Exactly as they appear, output all of the entries.

◇ ◇ ◇ ◇ ◇ ◇ ◇

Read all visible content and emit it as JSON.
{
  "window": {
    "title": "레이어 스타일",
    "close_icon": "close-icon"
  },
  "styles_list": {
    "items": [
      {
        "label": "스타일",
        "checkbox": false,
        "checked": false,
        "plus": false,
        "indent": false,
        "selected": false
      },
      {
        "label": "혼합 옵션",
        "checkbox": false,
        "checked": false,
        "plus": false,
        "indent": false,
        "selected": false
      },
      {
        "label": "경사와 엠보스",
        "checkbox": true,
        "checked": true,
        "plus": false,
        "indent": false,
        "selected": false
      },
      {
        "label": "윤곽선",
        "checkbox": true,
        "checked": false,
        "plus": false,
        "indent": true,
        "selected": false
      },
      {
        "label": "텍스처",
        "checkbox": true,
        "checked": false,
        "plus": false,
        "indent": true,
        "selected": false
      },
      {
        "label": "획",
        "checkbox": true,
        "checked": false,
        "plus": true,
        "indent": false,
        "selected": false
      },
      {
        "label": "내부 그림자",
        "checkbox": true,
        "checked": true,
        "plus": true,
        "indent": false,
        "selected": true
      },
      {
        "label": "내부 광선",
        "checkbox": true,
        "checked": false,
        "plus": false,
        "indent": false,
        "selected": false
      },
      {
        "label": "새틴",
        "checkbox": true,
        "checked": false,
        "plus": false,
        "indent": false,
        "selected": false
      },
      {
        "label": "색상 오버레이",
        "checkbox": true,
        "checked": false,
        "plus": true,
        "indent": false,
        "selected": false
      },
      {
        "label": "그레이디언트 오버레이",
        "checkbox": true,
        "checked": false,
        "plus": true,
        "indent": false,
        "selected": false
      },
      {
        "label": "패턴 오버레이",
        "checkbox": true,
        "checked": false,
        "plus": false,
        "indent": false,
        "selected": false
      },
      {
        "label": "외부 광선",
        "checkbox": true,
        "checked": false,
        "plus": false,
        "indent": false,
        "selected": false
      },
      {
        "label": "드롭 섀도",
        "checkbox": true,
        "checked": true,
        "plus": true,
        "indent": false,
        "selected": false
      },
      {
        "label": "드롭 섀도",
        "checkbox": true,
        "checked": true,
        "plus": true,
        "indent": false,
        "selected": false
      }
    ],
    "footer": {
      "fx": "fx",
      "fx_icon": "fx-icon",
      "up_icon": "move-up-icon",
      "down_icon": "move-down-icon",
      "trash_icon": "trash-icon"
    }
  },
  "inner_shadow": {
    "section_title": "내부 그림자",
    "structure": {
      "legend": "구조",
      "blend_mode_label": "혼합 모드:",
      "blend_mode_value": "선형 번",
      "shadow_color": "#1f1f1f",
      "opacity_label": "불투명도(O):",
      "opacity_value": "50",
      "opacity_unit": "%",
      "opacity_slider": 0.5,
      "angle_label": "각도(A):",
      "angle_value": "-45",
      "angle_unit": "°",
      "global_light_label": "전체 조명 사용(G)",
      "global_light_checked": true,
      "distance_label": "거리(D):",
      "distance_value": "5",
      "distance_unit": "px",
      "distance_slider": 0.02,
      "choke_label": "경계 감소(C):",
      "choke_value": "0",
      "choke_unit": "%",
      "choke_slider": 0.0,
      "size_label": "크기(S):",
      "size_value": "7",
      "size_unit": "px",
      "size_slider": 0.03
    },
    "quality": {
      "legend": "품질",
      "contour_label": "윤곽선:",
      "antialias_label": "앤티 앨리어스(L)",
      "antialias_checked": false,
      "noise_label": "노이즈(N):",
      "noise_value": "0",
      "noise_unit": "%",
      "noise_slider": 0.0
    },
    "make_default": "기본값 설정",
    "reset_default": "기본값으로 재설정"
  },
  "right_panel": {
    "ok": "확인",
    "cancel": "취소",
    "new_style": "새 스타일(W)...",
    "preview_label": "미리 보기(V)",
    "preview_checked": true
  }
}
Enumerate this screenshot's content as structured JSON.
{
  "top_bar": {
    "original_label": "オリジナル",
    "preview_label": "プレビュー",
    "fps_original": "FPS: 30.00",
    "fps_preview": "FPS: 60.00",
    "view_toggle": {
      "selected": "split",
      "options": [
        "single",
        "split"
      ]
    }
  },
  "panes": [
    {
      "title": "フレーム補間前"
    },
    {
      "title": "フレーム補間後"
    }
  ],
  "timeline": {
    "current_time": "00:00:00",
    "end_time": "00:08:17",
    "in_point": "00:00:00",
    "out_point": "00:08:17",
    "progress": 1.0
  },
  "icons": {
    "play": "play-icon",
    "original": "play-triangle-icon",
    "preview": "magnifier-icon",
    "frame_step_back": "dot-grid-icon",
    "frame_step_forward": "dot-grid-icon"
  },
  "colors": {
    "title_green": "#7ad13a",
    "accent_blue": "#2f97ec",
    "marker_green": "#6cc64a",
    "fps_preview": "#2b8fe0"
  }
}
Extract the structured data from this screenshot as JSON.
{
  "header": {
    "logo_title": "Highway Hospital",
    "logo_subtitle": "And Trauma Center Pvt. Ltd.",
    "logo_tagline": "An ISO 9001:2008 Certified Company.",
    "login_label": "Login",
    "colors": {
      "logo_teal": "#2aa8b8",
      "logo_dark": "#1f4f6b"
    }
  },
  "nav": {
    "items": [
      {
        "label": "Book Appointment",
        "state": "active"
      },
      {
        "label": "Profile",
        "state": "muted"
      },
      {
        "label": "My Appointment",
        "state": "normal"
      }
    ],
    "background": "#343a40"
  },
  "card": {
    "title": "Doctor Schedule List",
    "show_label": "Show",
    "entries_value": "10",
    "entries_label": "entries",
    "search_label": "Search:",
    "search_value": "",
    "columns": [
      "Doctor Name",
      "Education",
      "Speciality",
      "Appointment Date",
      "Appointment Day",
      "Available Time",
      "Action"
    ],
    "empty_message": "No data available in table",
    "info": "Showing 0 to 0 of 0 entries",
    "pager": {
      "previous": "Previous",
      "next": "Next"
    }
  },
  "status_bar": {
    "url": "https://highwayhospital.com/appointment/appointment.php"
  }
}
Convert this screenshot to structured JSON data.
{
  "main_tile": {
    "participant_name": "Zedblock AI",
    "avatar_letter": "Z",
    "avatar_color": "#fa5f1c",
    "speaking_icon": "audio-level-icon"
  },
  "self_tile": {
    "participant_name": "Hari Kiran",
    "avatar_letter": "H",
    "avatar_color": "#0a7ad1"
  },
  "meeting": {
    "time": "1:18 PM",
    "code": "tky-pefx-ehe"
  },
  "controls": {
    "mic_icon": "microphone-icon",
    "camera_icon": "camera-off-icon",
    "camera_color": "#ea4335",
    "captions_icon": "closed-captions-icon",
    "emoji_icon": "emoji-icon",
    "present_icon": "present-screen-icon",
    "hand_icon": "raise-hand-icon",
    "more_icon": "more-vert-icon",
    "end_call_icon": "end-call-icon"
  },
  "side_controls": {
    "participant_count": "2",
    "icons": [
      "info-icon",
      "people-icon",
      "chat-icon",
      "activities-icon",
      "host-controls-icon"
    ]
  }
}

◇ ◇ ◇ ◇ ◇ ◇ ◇

Result for this exercise:
Read all visible content and emit it as JSON.
{
  "window": {
    "title": "레이어 스타일",
    "close_icon": "close-icon"
  },
  "styles_list": {
    "items": [
      {
        "label": "스타일",
        "checkbox": false,
        "checked": false,
        "plus": false,
        "indent": false,
        "selected": false
      },
      {
        "label": "혼합 옵션",
        "checkbox": false,
        "checked": false,
        "plus": false,
        "indent": false,
        "selected": false
      },
      {
        "label": "경사와 엠보스",
        "checkbox": true,
        "checked": true,
        "plus": false,
        "indent": false,
        "selected": false
      },
      {
        "label": "윤곽선",
        "checkbox": true,
        "checked": false,
        "plus": false,
        "indent": true,
        "selected": false
      },
      {
        "label": "텍스처",
        "checkbox": true,
        "checked": false,
        "plus": false,
        "indent": true,
        "selected": false
      },
      {
        "label": "획",
        "checkbox": true,
        "checked": false,
        "plus": true,
        "indent": false,
        "selected": false
      },
      {
        "label": "내부 그림자",
        "checkbox": true,
        "checked": true,
        "plus": true,
        "indent": false,
        "selected": true
      },
      {
        "label": "내부 광선",
        "checkbox": true,
        "checked": false,
        "plus": false,
        "indent": false,
        "selected": false
      },
      {
        "label": "새틴",
        "checkbox": true,
        "checked": false,
        "plus": false,
        "indent": false,
        "selected": false
      },
      {
        "label": "색상 오버레이",
        "checkbox": true,
        "checked": false,
        "plus": true,
        "indent": false,
        "selected": false
      },
      {
        "label": "그레이디언트 오버레이",
        "checkbox": true,
        "checked": false,
        "plus": true,
        "indent": false,
        "selected": false
      },
      {
        "label": "패턴 오버레이",
        "checkbox": true,
        "checked": false,
        "plus": false,
        "indent": false,
        "selected": false
      },
      {
        "label": "외부 광선",
        "checkbox": true,
        "checked": false,
        "plus": false,
        "indent": false,
        "selected": false
      },
      {
        "label": "드롭 섀도",
        "checkbox": true,
        "checked": true,
        "plus": true,
        "indent": false,
        "selected": false
      },
      {
        "label": "드롭 섀도",
        "checkbox": true,
        "checked": true,
        "plus": true,
        "indent": false,
        "selected": false
      }
    ],
    "footer": {
      "fx": "fx",
      "fx_icon": "fx-icon",
      "up_icon": "move-up-icon",
      "down_icon": "move-down-icon",
      "trash_icon": "trash-icon"
    }
  },
  "inner_shadow": {
    "section_title": "내부 그림자",
    "structure": {
      "legend": "구조",
      "blend_mode_label": "혼합 모드:",
      "blend_mode_value": "선형 번",
      "shadow_color": "#1f1f1f",
      "opacity_label": "불투명도(O):",
      "opacity_value": "50",
      "opacity_unit": "%",
      "opacity_slider": 0.5,
      "angle_label": "각도(A):",
      "angle_value": "-45",
      "angle_unit": "°",
      "global_light_label": "전체 조명 사용(G)",
      "global_light_checked": true,
      "distance_label": "거리(D):",
      "distance_value": "5",
      "distance_unit": "px",
      "distance_slider": 0.02,
      "choke_label": "경계 감소(C):",
      "choke_value": "0",
      "choke_unit": "%",
      "choke_slider": 0.0,
      "size_label": "크기(S):",
      "size_value": "7",
      "size_unit": "px",
      "size_slider": 0.03
    },
    "quality": {
      "legend": "품질",
      "contour_label": "윤곽선:",
      "antialias_label": "앤티 앨리어스(L)",
      "antialias_checked": false,
      "noise_label": "노이즈(N):",
      "noise_value": "0",
      "noise_unit": "%",
      "noise_slider": 0.0
    },
    "make_default": "기본값 설정",
    "reset_default": "기본값으로 재설정"
  },
  "right_panel": {
    "ok": "확인",
    "cancel": "취소",
    "new_style": "새 스타일(W)...",
    "preview_label": "미리 보기(V)",
    "preview_checked": true
  }
}
Enumerate this screenshot's content as structured JSON.
{
  "top_bar": {
    "original_label": "オリジナル",
    "preview_label": "プレビュー",
    "fps_original": "FPS: 30.00",
    "fps_preview": "FPS: 60.00",
    "view_toggle": {
      "selected": "split",
      "options": [
        "single",
        "split"
      ]
    }
  },
  "panes": [
    {
      "title": "フレーム補間前"
    },
    {
      "title": "フレーム補間後"
    }
  ],
  "timeline": {
    "current_time": "00:00:00",
    "end_time": "00:08:17",
    "in_point": "00:00:00",
    "out_point": "00:08:17",
    "progress": 1.0
  },
  "icons": {
    "play": "play-icon",
    "original": "play-triangle-icon",
    "preview": "magnifier-icon",
    "frame_step_back": "dot-grid-icon",
    "frame_step_forward": "dot-grid-icon"
  },
  "colors": {
    "title_green": "#7ad13a",
    "accent_blue": "#2f97ec",
    "marker_green": "#6cc64a",
    "fps_preview": "#2b8fe0"
  }
}
Extract the structured data from this screenshot as JSON.
{
  "header": {
    "logo_title": "Highway Hospital",
    "logo_subtitle": "And Trauma Center Pvt. Ltd.",
    "logo_tagline": "An ISO 9001:2008 Certified Company.",
    "login_label": "Login",
    "colors": {
      "logo_teal": "#2aa8b8",
      "logo_dark": "#1f4f6b"
    }
  },
  "nav": {
    "items": [
      {
        "label": "Book Appointment",
        "state": "active"
      },
      {
        "label": "Profile",
        "state": "muted"
      },
      {
        "label": "My Appointment",
        "state": "normal"
      }
    ],
    "background": "#343a40"
  },
  "card": {
    "title": "Doctor Schedule List",
    "show_label": "Show",
    "entries_value": "10",
    "entries_label": "entries",
    "search_label": "Search:",
    "search_value": "",
    "columns": [
      "Doctor Name",
      "Education",
      "Speciality",
      "Appointment Date",
      "Appointment Day",
      "Available Time",
      "Action"
    ],
    "empty_message": "No data available in table",
    "info": "Showing 0 to 0 of 0 entries",
    "pager": {
      "previous": "Previous",
      "next": "Next"
    }
  },
  "status_bar": {
    "url": "https://highwayhospital.com/appointment/appointment.php"
  }
}
Convert this screenshot to structured JSON data.
{
  "main_tile": {
    "participant_name": "Zedblock AI",
    "avatar_letter": "Z",
    "avatar_color": "#fa5f1c",
    "speaking_icon": "audio-level-icon"
  },
  "self_tile": {
    "participant_name": "Hari Kiran",
    "avatar_letter": "H",
    "avatar_color": "#0a7ad1"
  },
  "meeting": {
    "time": "1:18 PM",
    "code": "tky-pefx-ehe"
  },
  "controls": {
    "mic_icon": "microphone-icon",
    "camera_icon": "camera-off-icon",
    "camera_color": "#ea4335",
    "captions_icon": "closed-captions-icon",
    "emoji_icon": "emoji-icon",
    "present_icon": "present-screen-icon",
    "hand_icon": "raise-hand-icon",
    "more_icon": "more-vert-icon",
    "end_call_icon": "end-call-icon"
  },
  "side_controls": {
    "participant_count": "2",
    "icons": [
      "info-icon",
      "people-icon",
      "chat-icon",
      "activities-icon",
      "host-controls-icon"
    ]
  }
}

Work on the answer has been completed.